### INFORMATION SHOWN

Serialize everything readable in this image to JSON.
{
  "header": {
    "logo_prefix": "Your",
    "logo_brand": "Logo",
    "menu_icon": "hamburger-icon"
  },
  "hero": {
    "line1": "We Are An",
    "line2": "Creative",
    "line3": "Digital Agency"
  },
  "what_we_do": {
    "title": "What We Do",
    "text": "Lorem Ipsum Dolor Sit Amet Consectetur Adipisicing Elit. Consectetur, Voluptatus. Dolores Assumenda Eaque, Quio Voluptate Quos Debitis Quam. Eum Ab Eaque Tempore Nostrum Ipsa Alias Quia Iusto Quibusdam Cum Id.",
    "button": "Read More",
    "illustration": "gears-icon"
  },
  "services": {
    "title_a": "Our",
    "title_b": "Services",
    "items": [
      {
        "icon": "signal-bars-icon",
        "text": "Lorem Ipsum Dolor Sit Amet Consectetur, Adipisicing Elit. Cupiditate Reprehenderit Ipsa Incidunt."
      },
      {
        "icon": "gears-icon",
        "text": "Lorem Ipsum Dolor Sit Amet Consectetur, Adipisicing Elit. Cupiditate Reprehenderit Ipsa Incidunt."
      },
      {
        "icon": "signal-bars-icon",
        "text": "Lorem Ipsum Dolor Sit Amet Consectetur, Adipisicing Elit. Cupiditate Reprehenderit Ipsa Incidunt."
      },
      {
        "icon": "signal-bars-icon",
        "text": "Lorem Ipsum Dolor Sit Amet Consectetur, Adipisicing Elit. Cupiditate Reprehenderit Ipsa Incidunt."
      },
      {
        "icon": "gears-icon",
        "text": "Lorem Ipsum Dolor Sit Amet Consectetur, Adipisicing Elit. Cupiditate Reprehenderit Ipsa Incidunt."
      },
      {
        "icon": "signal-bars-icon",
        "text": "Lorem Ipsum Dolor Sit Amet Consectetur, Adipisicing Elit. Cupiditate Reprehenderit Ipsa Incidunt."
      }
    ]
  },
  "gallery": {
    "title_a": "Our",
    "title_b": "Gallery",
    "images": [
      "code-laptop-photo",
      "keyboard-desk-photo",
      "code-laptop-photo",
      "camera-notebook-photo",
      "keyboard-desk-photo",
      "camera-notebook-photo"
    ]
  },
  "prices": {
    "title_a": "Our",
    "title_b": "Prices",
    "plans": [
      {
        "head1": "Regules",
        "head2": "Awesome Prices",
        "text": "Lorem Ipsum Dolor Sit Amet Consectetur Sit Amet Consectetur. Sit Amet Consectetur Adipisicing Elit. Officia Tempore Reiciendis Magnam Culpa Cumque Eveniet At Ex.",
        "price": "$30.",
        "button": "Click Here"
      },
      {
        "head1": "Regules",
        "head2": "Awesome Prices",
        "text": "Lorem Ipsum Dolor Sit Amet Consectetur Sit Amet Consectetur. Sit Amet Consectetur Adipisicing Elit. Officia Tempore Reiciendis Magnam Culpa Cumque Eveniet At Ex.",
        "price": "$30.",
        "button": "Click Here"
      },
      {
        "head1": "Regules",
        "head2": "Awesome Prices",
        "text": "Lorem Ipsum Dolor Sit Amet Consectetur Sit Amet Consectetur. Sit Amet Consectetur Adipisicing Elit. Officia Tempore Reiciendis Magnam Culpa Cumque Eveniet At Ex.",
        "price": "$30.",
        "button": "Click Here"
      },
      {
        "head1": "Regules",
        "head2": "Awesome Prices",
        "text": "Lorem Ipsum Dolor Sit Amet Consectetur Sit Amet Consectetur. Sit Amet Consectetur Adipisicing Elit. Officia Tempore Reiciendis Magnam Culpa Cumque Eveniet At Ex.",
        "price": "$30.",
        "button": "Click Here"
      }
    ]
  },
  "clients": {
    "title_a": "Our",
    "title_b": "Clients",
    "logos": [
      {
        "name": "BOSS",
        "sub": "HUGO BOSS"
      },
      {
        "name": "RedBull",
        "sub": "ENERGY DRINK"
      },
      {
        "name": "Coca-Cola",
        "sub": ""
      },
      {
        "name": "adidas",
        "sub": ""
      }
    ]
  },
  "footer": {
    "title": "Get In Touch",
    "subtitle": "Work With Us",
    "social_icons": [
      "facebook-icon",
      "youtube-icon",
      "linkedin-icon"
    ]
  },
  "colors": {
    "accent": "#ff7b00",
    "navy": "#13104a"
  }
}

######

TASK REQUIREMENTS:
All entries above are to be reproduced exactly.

RESULT OF THIS EXERCISE:
Serialize everything readable in this image to JSON.
{
  "header": {
    "logo_prefix": "Your",
    "logo_brand": "Logo",
    "menu_icon": "hamburger-icon"
  },
  "hero": {
    "line1": "We Are An",
    "line2": "Creative",
    "line3": "Digital Agency"
  },
  "what_we_do": {
    "title": "What We Do",
    "text": "Lorem Ipsum Dolor Sit Amet Consectetur Adipisicing Elit. Consectetur, Voluptatus. Dolores Assumenda Eaque, Quio Voluptate Quos Debitis Quam. Eum Ab Eaque Tempore Nostrum Ipsa Alias Quia Iusto Quibusdam Cum Id.",
    "button": "Read More",
    "illustration": "gears-icon"
  },
  "services": {
    "title_a": "Our",
    "title_b": "Services",
    "items": [
      {
        "icon": "signal-bars-icon",
        "text": "Lorem Ipsum Dolor Sit Amet Consectetur, Adipisicing Elit. Cupiditate Reprehenderit Ipsa Incidunt."
      },
      {
        "icon": "gears-icon",
        "text": "Lorem Ipsum Dolor Sit Amet Consectetur, Adipisicing Elit. Cupiditate Reprehenderit Ipsa Incidunt."
      },
      {
        "icon": "signal-bars-icon",
        "text": "Lorem Ipsum Dolor Sit Amet Consectetur, Adipisicing Elit. Cupiditate Reprehenderit Ipsa Incidunt."
      },
      {
        "icon": "signal-bars-icon",
        "text": "Lorem Ipsum Dolor Sit Amet Consectetur, Adipisicing Elit. Cupiditate Reprehenderit Ipsa Incidunt."
      },
      {
        "icon": "gears-icon",
        "text": "Lorem Ipsum Dolor Sit Amet Consectetur, Adipisicing Elit. Cupiditate Reprehenderit Ipsa Incidunt."
      },
      {
        "icon": "signal-bars-icon",
        "text": "Lorem Ipsum Dolor Sit Amet Consectetur, Adipisicing Elit. Cupiditate Reprehenderit Ipsa Incidunt."
      }
    ]
  },
  "gallery": {
    "title_a": "Our",
    "title_b": "Gallery",
    "images": [
      "code-laptop-photo",
      "keyboard-desk-photo",
      "code-laptop-photo",
      "camera-notebook-photo",
      "keyboard-desk-photo",
      "camera-notebook-photo"
    ]
  },
  "prices": {
    "title_a": "Our",
    "title_b": "Prices",
    "plans": [
      {
        "head1": "Regules",
        "head2": "Awesome Prices",
        "text": "Lorem Ipsum Dolor Sit Amet Consectetur Sit Amet Consectetur. Sit Amet Consectetur Adipisicing Elit. Officia Tempore Reiciendis Magnam Culpa Cumque Eveniet At Ex.",
        "price": "$30.",
        "button": "Click Here"
      },
      {
        "head1": "Regules",
        "head2": "Awesome Prices",
        "text": "Lorem Ipsum Dolor Sit Amet Consectetur Sit Amet Consectetur. Sit Amet Consectetur Adipisicing Elit. Officia Tempore Reiciendis Magnam Culpa Cumque Eveniet At Ex.",
        "price": "$30.",
        "button": "Click Here"
      },
      {
        "head1": "Regules",
        "head2": "Awesome Prices",
        "text": "Lorem Ipsum Dolor Sit Amet Consectetur Sit Amet Consectetur. Sit Amet Consectetur Adipisicing Elit. Officia Tempore Reiciendis Magnam Culpa Cumque Eveniet At Ex.",
        "price": "$30.",
        "button": "Click Here"
      },
      {
        "head1": "Regules",
        "head2": "Awesome Prices",
        "text": "Lorem Ipsum Dolor Sit Amet Consectetur Sit Amet Consectetur. Sit Amet Consectetur Adipisicing Elit. Officia Tempore Reiciendis Magnam Culpa Cumque Eveniet At Ex.",
        "price": "$30.",
        "button": "Click Here"
      }
    ]
  },
  "clients": {
    "title_a": "Our",
    "title_b": "Clients",
    "logos": [
      {
        "name": "BOSS",
        "sub": "HUGO BOSS"
      },
      {
        "name": "RedBull",
        "sub": "ENERGY DRINK"
      },
      {
        "name": "Coca-Cola",
        "sub": ""
      },
      {
        "name": "adidas",
        "sub": ""
      }
    ]
  },
  "footer": {
    "title": "Get In Touch",
    "subtitle": "Work With Us",
    "social_icons": [
      "facebook-icon",
      "youtube-icon",
      "linkedin-icon"
    ]
  },
  "colors": {
    "accent": "#ff7b00",
    "navy": "#13104a"
  }
}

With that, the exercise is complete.